It was wonderful to be with him as he was telling his story – while striving to make sense of it all. He shared with me that while in the hospital he was given three different anti-psychotic medications which he was continuing to take on his own at the house. (Medications are not held and managed by peer staff, but rather guests who take medications must be able to self administer, and are provided a key to a bedside stand for storage while staying at the house.) He was finding relief, his mind was clearing and he was finally able to sleep.
He was grateful to be able to think clearly again as he had been extremely overwhelmed with voices, feeling scared, and not feeling “normal” for quite some time. He is now in a place where he can openly talk about what he was experiencing, and the peer staff understand. They can totally relate and as we sat and talked other staff members would share their stories of demons and voices and how they learned to live with this, how they feel special, and have at other times unraveled but the power of having a support system of family and friends who understand them has enabled them to live life to its fullest.
Some staff shared medication stories, some spoke of how they took extra good care of themselves with diet and exercise. Some said years later they worked with their psychiatrist to reduce their medications. Everyone had a different story and a different path, yet they all were respectful and supportive without judging or “advising.” The young man thanked me for paving the way for him to come to Second Story, he is clearly thriving and benefiting from this milieu.
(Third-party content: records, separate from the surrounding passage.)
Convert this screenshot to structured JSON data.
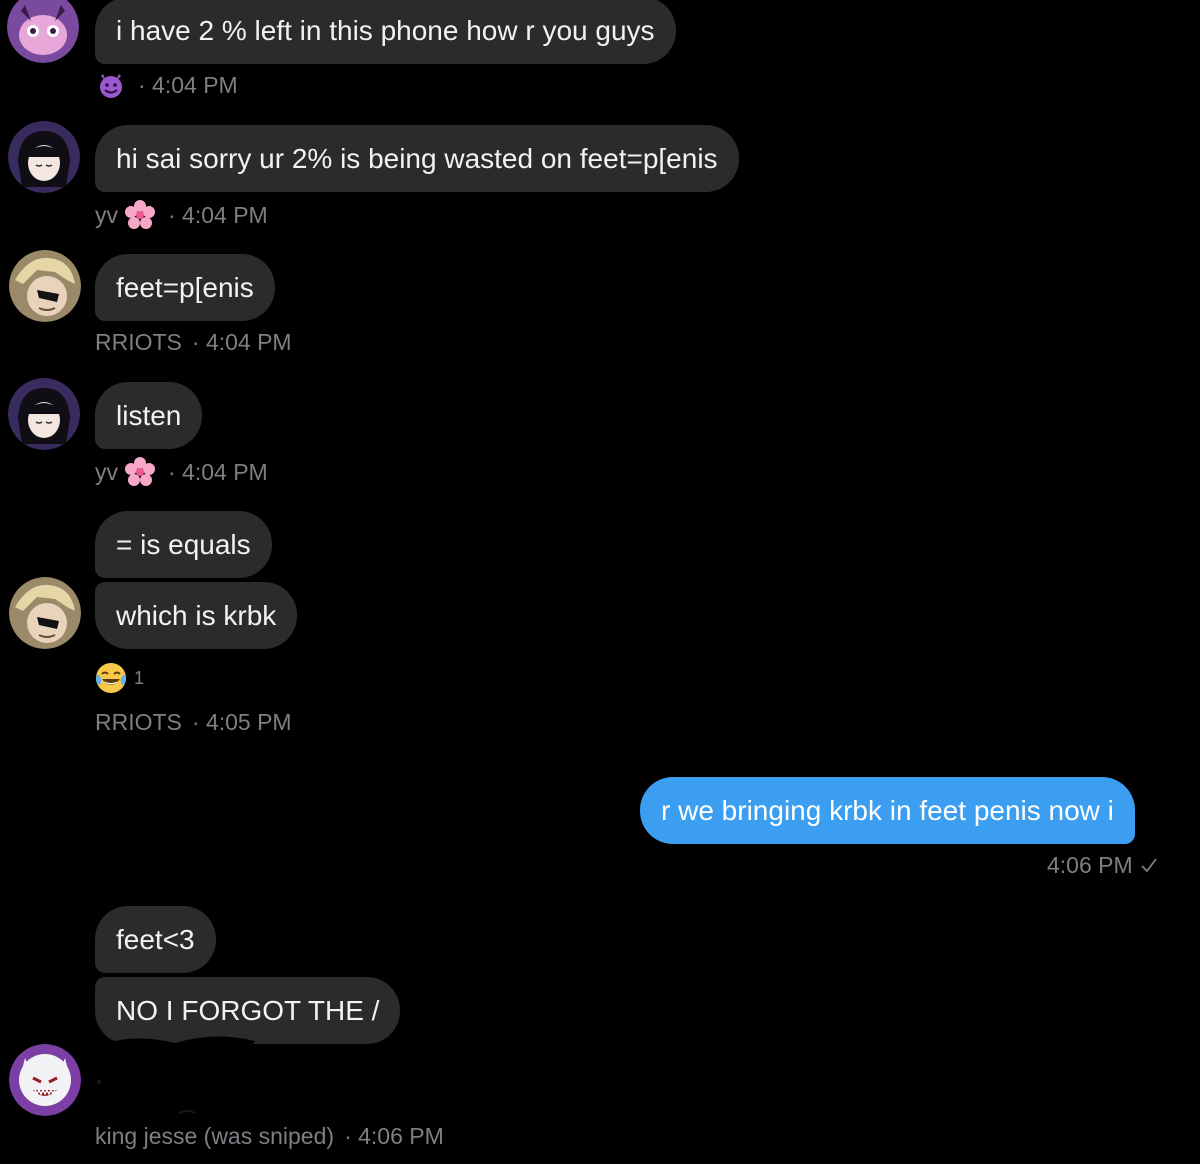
{
  "messages": [
    {
      "text": "i have 2 % left in this phone how r you guys"
    },
    {
      "text": "hi sai sorry ur 2% is being wasted on feet=p[enis"
    },
    {
      "text": "feet=p[enis"
    },
    {
      "text": "listen"
    },
    {
      "text": "= is equals"
    },
    {
      "text": "which is krbk"
    },
    {
      "text": "r we bringing krbk in feet penis now i"
    },
    {
      "text": "feet<3"
    },
    {
      "text": "NO I FORGOT THE /"
    }
  ],
  "meta": {
    "m1_time": "· 4:04 PM",
    "m2_name": "yv",
    "m2_time": "· 4:04 PM",
    "m3_name": "RRIOTS",
    "m3_time": "· 4:04 PM",
    "m4_name": "yv",
    "m4_time": "· 4:04 PM",
    "m6_name": "RRIOTS",
    "m6_time": "· 4:05 PM",
    "m7_time": "4:06 PM",
    "m9_name": "king jesse (was sniped)",
    "m9_time": "· 4:06 PM"
  },
  "reaction": {
    "emoji": "laughing-tears",
    "count": "1"
  },
  "icons": {
    "devil": "smiling-devil-emoji",
    "flower": "cherry-blossom-emoji",
    "check": "sent-check-icon"
  },
  "colors": {
    "background": "#000000",
    "bubble_other": "#2b2b2e",
    "bubble_mine": "#3b9ef0",
    "meta_text": "#7e7e84"
  }
}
I left feeling so happy that this new model of support is alive and having such a positive impact in our community. I was able to witness the discovery of oneself through relationships with others. Once again, that old familiar “Soteria” like feeling warmed me as I felt the human connections. This is where the healing takes place. With or without medications, all are accepted – to be who they are.
After 30 plus years working “in the system” I have learned that we just don’t know…
We don’t know what causes these extreme states. Often, if we ask the right questions or listen carefully we learn that it’s triggered by trauma, or mind altering drugs from marijuana to hallucinogens, or sometimes it’s the developmental transition into adulthood, which for many is easy and for others it’s not so easy. Researchers have yet to pin-point a brain related illness (often referred to as a chemical imbalance). We just don’t know.
We don’t know why these drugs provide relief to some yet not to everyone, why the medications work for a while and then stop…
I do know we must stay open, not rush to labels and diagnoses, but find a way to “be with” the person who is having a hard time, offer comfort, human compassion, listen and allow time to rest; whatever it takes. Medication can help with sleep and calming down after an extended extreme state; it’s another tool that can be helpful, even though no one really knows why. I say this cautiously as we do know that the long term effects of life on psychiatric medications will cause serious metabolic problems and major health risks. We must allow time, provide human caring support, allow extended rest, and safe environments while the mysterious process works itself through…
Note: An independent Evaluator, HSRI, has been contracted as part of this grant. Results will be available in 2015
Mad in America hosts blogs by a diverse group of writers. These posts are designed to serve as a public forum for a discussion—broadly speaking—of psychiatry and its treatments. The opinions expressed are the writers’ own.